Social media giants should stop “profiting” over the “poison” being spread on their sites, a senior MP has said, calling for "much stronger action" against them.
Yvette Cooper, who chairs the Home Affairs Committee, said Twitter and Facebook are failing to take down hate speech and abusive posts.
“The social media companies are frankly outrageous in the way they operate and profit from escalating poison," the Labour MP said, adding that the companies are much better at removing content which breaches copyright.
Speaking at a Policy Exchange fringe event at Labour party conference, Ms Cooper said a video by National Action, a banned Neo-Nazi group, can still be found on Facebook and Twitter today.
“Their algorithms push more and more extremism,” she said. “If you start looking for one thing, the stuff they recommend on Youtube and other channels is absolutely vile.”
“They have to take much greater responsibility and they need to be required to. There need to be regulators, penalties and fines - much stronger action. Because even on the illegal material, they are not taking the action they have a responsibility to do.”
The Daily Telegraph is campaigning for social media sites to be forced to adopt a duty of care toward their users.
Ms Cooper also said the Labour party must do better to enforce its own social media rules, and that the party's official accounts should do more to “challenge” members who send abusive tweets.

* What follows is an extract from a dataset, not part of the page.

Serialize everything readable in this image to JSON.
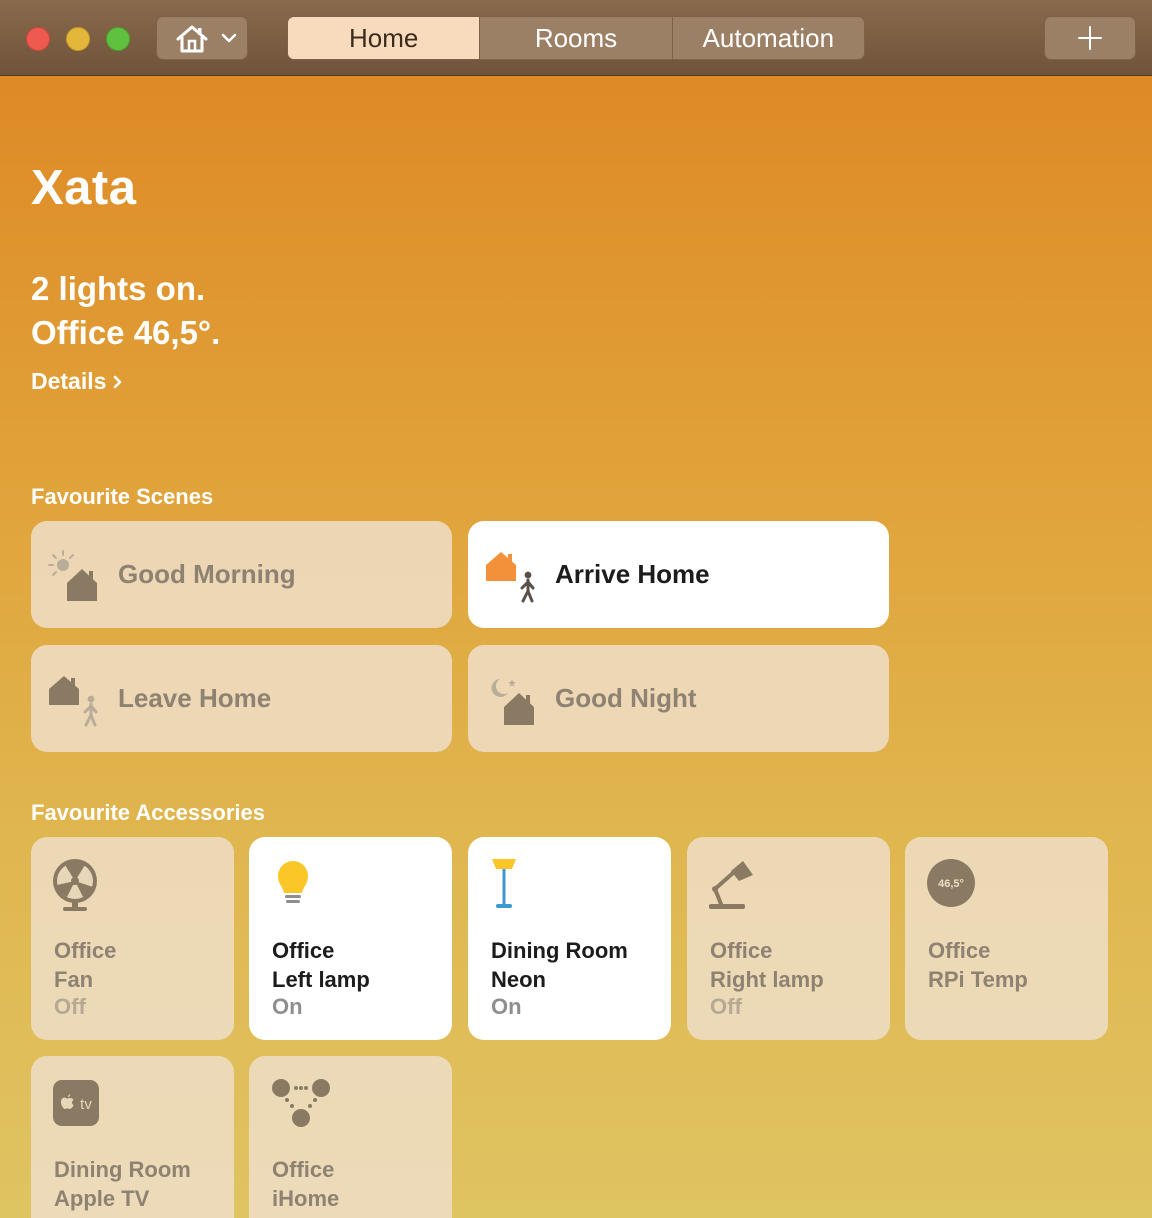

She said that, while the party has adopted a “very good” set of standards for social media, it is “not enforcing them”.
“If someone is making abuse with a Labour party hashtag or a #JC4PM hashtag, and is engaging in vitriolic abuse or anti-Semitism, then the party should use its social media accounts to to challenge them and say, ‘Not in our name, this is not what Jeremy is calling for’,” she said.
Meanwhile Wes Streeting, the Labour MP, said he felt "joyful" and more productive when he took a week off social media this summer while on holiday in the Yorkshire Dales - having previously been an early adopter and prolific user of social media.
Mr Streeting called for social media sites to take more responsibility for their content. “If you're a publisher or an event organiser, you should be held responsible for what's said on your platforms or published in your pages,” he said.